Probably one of the most interesting job titles to come along in recent
years is that of "Webmaster."†Many companies have them. They are the people
who, among other things, perform the technical miracles that bring web pages to
life, giving them the look, feel, and content that is making them such a large
and popular distribution channel for information.
But, there is a new class of Webmaster arising: the engineers who are using Internet technology to improve their ability to design high-quality products faster and cheaper. They're not cybernauts from the arcane world of bits and bytes, just product developers who have recognized the potential the Net offers for improving the design process.

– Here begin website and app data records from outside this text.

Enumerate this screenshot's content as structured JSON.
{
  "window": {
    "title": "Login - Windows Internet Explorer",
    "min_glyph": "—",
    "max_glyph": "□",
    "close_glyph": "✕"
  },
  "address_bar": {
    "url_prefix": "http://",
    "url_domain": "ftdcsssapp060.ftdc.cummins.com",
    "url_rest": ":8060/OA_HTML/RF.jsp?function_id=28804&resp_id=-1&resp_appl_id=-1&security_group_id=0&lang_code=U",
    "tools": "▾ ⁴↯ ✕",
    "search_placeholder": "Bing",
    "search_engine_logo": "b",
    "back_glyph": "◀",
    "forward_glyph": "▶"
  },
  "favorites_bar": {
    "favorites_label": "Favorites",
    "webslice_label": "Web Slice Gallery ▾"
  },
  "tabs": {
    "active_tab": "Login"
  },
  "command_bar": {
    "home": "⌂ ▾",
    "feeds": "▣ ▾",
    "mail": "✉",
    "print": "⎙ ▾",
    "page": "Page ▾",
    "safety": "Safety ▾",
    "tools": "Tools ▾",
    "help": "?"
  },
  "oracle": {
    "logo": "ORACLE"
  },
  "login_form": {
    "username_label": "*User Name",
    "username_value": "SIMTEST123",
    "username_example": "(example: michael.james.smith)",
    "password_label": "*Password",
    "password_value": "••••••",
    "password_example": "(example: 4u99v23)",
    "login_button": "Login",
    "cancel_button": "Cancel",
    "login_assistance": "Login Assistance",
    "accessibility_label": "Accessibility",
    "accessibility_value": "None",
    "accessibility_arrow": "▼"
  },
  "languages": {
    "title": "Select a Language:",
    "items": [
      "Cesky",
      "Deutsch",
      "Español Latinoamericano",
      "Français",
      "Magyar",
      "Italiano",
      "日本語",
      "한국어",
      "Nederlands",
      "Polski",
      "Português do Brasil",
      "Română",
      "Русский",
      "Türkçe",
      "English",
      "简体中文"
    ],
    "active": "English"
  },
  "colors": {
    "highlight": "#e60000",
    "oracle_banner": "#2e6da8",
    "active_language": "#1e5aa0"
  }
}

They're taking advantage of chat groups/technical forums, product and literature information, and news on technology that they find on sites such as our own at www.designnews.com. And, they're forming their own intranets to link up with colleagues and information sources inside their own companies. Design News Western Technical Editor Mark Gottschalk and Internet Editor Paula Porter report on some of the successes these new, unofficial Webmasters are having in this issue.
Vendor companies, too, are mastering the Web and other electronic technology in an effort to support design engineers. For example, Parametric Technology Corp. last month released its new Pro/ENGINE software, a reusable modeling road-map of Pro/ENGINEER processes for designing and manufacturing automotive engines. Next month, it will release Pro/INTRALINK, software for managing the information communication necessary for effective concurrent design. Both are Web-enabled.
More examples: Autodesk has produced an Internet version of its PartSpec catalog of mechanical parts; Some of Bentley Microsystems' products include tools for exporting CAD models as Virtual Reality Modeling Language (VRML) files for posting to the Internet or intranets; and Adra Systems is beta-testing technology to allow engineers to access data through its Matrix product data management system over the Web.
Despite the exotic title, there is little wizardry required to become an unofficial Webmaster. All it takes is recognition of the power and potential the Internet offers to streamline the design process. Don't take our word for that power. Visit www.designnews.com and other sites and see for yourself.
Your opinion counts. E-mail me at pteague @cahners.com